It started in the summer of 1992 in Chicago. Muslims do not have a national federation representing Muslims, like the Muslim Council of Britain. Nonetheless, Imams and leaders of Chicago’s Muslim community gathered and decided to work towards ensuring that this became a top national issue. The way they could help was by ensuring that the American government’s policies led to saving lives in Bosnia. On their request, I had the honor of calling a conference call to organize the Bosnia Task Force, USA (BTF).
BTF was an alliance of ten organizations which included the following groups: the Ministry of Imam W Deen Mohammed, the Islamic Society of North America, the Islamic Circle of North America, the Bosnia Action Committee-Chicago, the Majlis Shura of New York, the Islamic Shura Council of Greater Los Angeles, the Council of Islamic Organizations of Michigan, the Islamic Society of Greater Houston, the National Community and the Balkan Muslim Association.
BTF had four organizational components to it: the national leadership, the network of Masjids, its secretariat and its Chicago team. The national leadership established the legitimacy of the task force. It made basic decisions through conference calls without ever meeting face to face. However, these were 1,600 Masjids that provided the main point of communication and mobilization for BTF. There developed a small band of volunteers in Chicago who developed strategies and action plans.

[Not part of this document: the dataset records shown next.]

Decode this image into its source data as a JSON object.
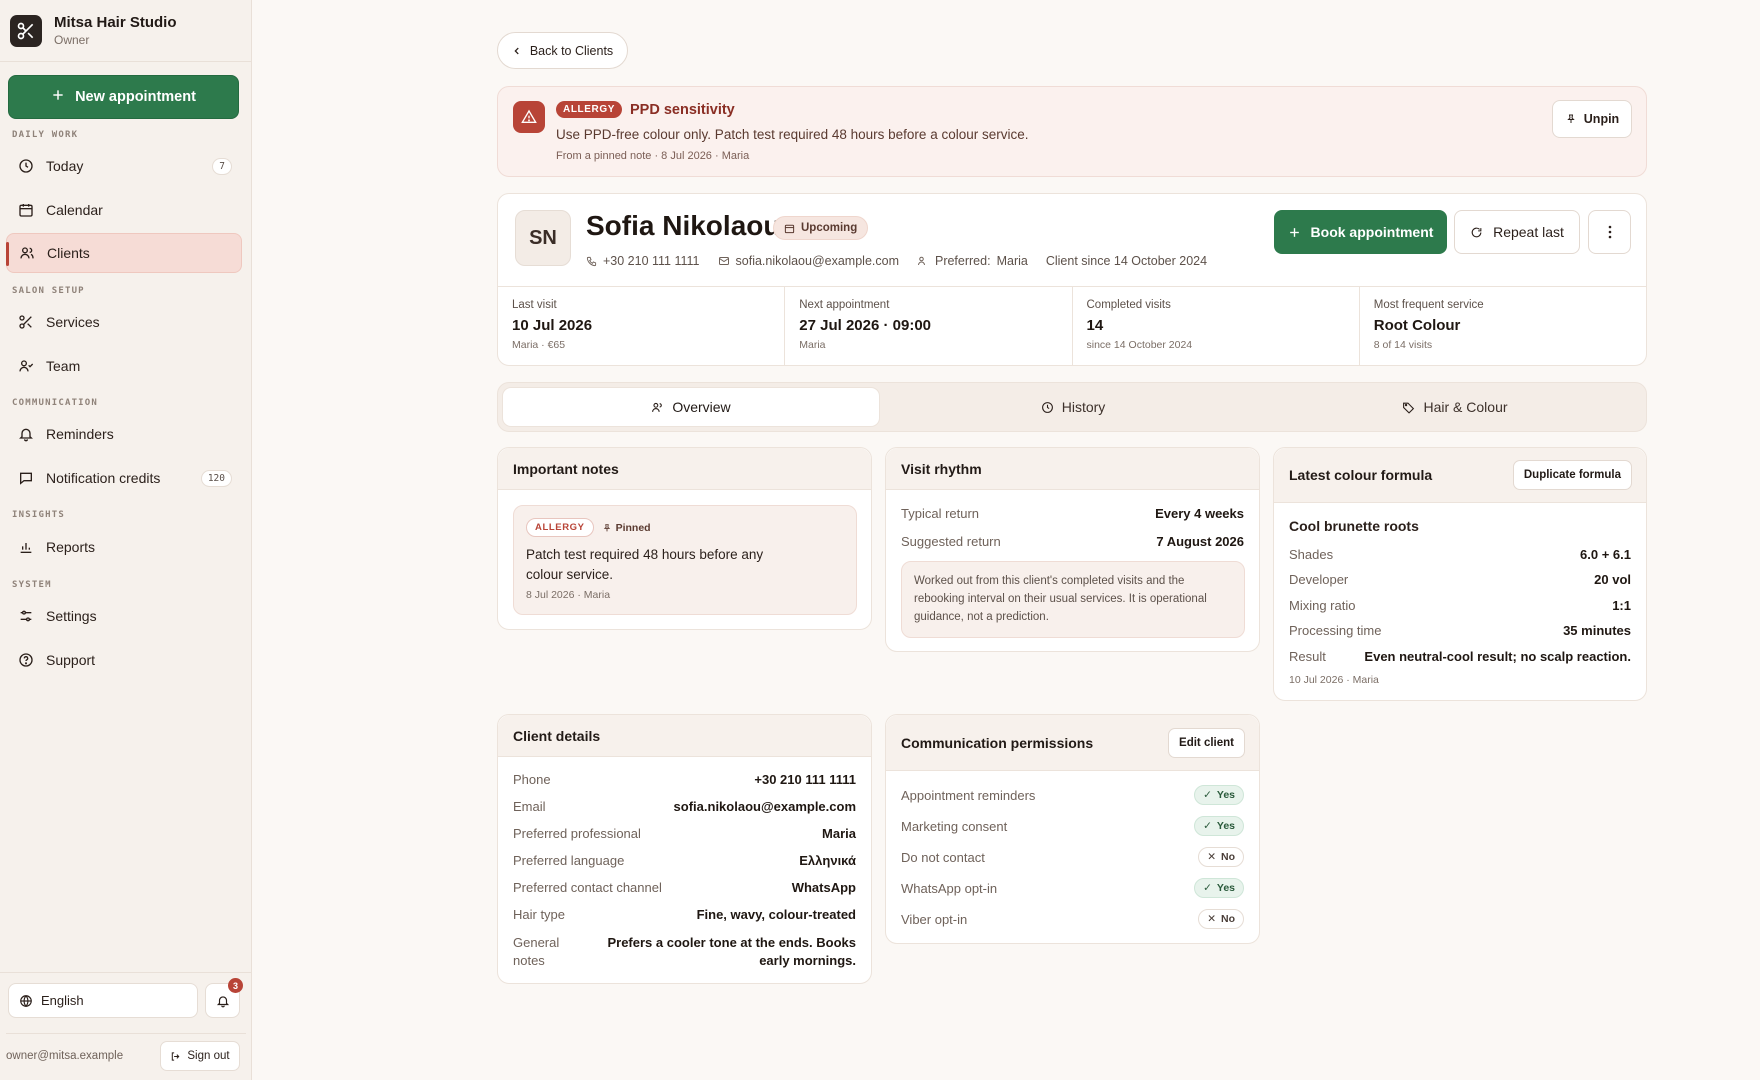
{
  "brand": {
    "name": "Mitsa Hair Studio",
    "role": "Owner"
  },
  "sidebar": {
    "new_appointment": "New appointment",
    "sections": {
      "daily_work": "DAILY WORK",
      "salon_setup": "SALON SETUP",
      "communication": "COMMUNICATION",
      "insights": "INSIGHTS",
      "system": "SYSTEM"
    },
    "items": {
      "today": {
        "label": "Today",
        "count": "7"
      },
      "calendar": {
        "label": "Calendar"
      },
      "clients": {
        "label": "Clients"
      },
      "services": {
        "label": "Services"
      },
      "team": {
        "label": "Team"
      },
      "reminders": {
        "label": "Reminders"
      },
      "credits": {
        "label": "Notification credits",
        "count": "120"
      },
      "reports": {
        "label": "Reports"
      },
      "settings": {
        "label": "Settings"
      },
      "support": {
        "label": "Support"
      }
    },
    "language": "English",
    "notifications_count": "3",
    "owner_email": "owner@mitsa.example",
    "sign_out": "Sign out"
  },
  "header": {
    "back_label": "Back to Clients"
  },
  "allergy_banner": {
    "badge": "ALLERGY",
    "title": "PPD sensitivity",
    "text": "Use PPD-free colour only. Patch test required 48 hours before a colour service.",
    "meta": "From a pinned note · 8 Jul 2026 · Maria",
    "unpin": "Unpin"
  },
  "client": {
    "initials": "SN",
    "name": "Sofia Nikolaou",
    "status": "Upcoming",
    "phone": "+30 210 111 1111",
    "email": "sofia.nikolaou@example.com",
    "preferred_label": "Preferred:",
    "preferred": "Maria",
    "since": "Client since 14 October 2024",
    "book": "Book appointment",
    "repeat": "Repeat last"
  },
  "stats": [
    {
      "label": "Last visit",
      "value": "10 Jul 2026",
      "sub": "Maria · €65"
    },
    {
      "label": "Next appointment",
      "value": "27 Jul 2026 · 09:00",
      "sub": "Maria"
    },
    {
      "label": "Completed visits",
      "value": "14",
      "sub": "since 14 October 2024"
    },
    {
      "label": "Most frequent service",
      "value": "Root Colour",
      "sub": "8 of 14 visits"
    }
  ],
  "tabs": [
    "Overview",
    "History",
    "Hair & Colour"
  ],
  "important_notes": {
    "title": "Important notes",
    "badge": "ALLERGY",
    "pinned": "Pinned",
    "text": "Patch test required 48 hours before any colour service.",
    "meta": "8 Jul 2026 · Maria"
  },
  "visit_rhythm": {
    "title": "Visit rhythm",
    "typical_label": "Typical return",
    "typical": "Every 4 weeks",
    "suggested_label": "Suggested return",
    "suggested": "7 August 2026",
    "note": "Worked out from this client's completed visits and the rebooking interval on their usual services. It is operational guidance, not a prediction."
  },
  "colour_formula": {
    "title": "Latest colour formula",
    "duplicate": "Duplicate formula",
    "name": "Cool brunette roots",
    "rows": [
      {
        "k": "Shades",
        "v": "6.0 + 6.1"
      },
      {
        "k": "Developer",
        "v": "20 vol"
      },
      {
        "k": "Mixing ratio",
        "v": "1:1"
      },
      {
        "k": "Processing time",
        "v": "35 minutes"
      },
      {
        "k": "Result",
        "v": "Even neutral-cool result; no scalp reaction."
      }
    ],
    "meta": "10 Jul 2026 · Maria"
  },
  "client_details": {
    "title": "Client details",
    "rows": [
      {
        "k": "Phone",
        "v": "+30 210 111 1111"
      },
      {
        "k": "Email",
        "v": "sofia.nikolaou@example.com"
      },
      {
        "k": "Preferred professional",
        "v": "Maria"
      },
      {
        "k": "Preferred language",
        "v": "Ελληνικά"
      },
      {
        "k": "Preferred contact channel",
        "v": "WhatsApp"
      },
      {
        "k": "Hair type",
        "v": "Fine, wavy, colour-treated"
      }
    ],
    "general_label": "General notes",
    "general": "Prefers a cooler tone at the ends. Books early mornings."
  },
  "permissions": {
    "title": "Communication permissions",
    "edit": "Edit client",
    "rows": [
      {
        "k": "Appointment reminders",
        "v": "Yes"
      },
      {
        "k": "Marketing consent",
        "v": "Yes"
      },
      {
        "k": "Do not contact",
        "v": "No"
      },
      {
        "k": "WhatsApp opt-in",
        "v": "Yes"
      },
      {
        "k": "Viber opt-in",
        "v": "No"
      }
    ]
  },
  "colors": {
    "accent_green": "#2d7a4c",
    "allergy_red": "#b84437",
    "active_nav": "#f6dcd6"
  }
}
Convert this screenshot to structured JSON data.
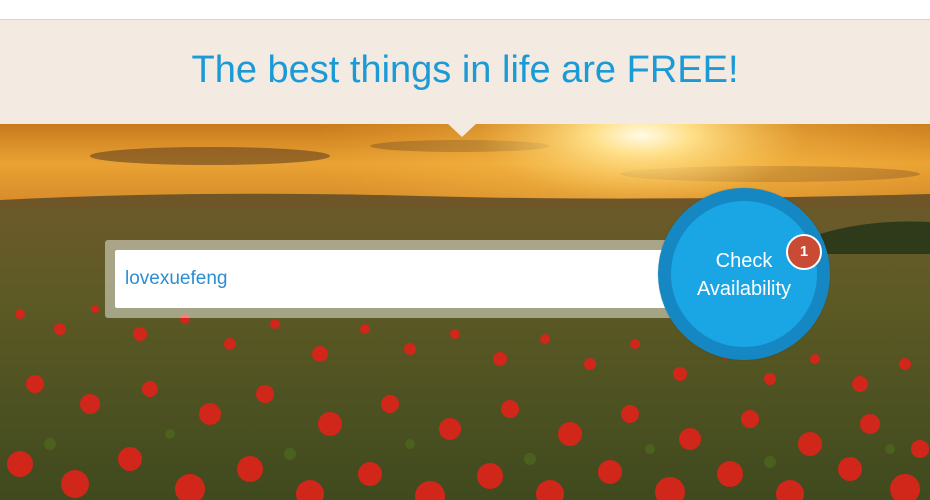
{
  "banner": {
    "headline": "The best things in life are FREE!"
  },
  "search": {
    "value": "lovexuefeng",
    "placeholder": ""
  },
  "check_button": {
    "line1": "Check",
    "line2": "Availability"
  },
  "badge": {
    "count": "1"
  },
  "colors": {
    "accent": "#1aa6e4",
    "headline": "#1a9ad6",
    "banner_bg": "#f3eae1",
    "badge": "#c94a35"
  },
  "hero": {
    "image": "sunset-poppy-field"
  }
}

In the first six months of the Task Force’s existence, its offices were located at ISNA’s headquarters in Indiana. Later, with their consent and on the insistence of the Muslim leadership in Chicago, which originally helped formed the coalition, the secretariat was set up. It consisted of a small desk, a computer, a fax machine and two phones in the basement office of Sound Vision in downtown Chicago. It was essentially the sprit of Muslim unity for the cause of Bosnia, which brought all Muslims to work together.
We developed a system of quickly informing the community throughout the US when action was needed. These were the days when emails were still limited in usage and the web was not yet available to the average person. Fax and phone networks therefore were the primary means of communication. Volunteers throughout the country would use them to send out copies of the weekly action alerts entitled, “Bosnia Update,” which would be distributed in their Masjids.
It would be wrong to claim much credit for Bosnia Task Force, USA since the work to stop genocide in Bosnia became a true grassroots movement in the Muslim community. Many people sacrificed their time and jobs to work tirelessly to stop genocide in Bosnia.
The work of the Bosnia Task Forces, USA came to a halt as the Dayton Accord was signed. Most Muslims and people of other faiths, like the Bosnians, believed that it was not just. However, the agreement did stop genocide at that time which was the main goal of BTF.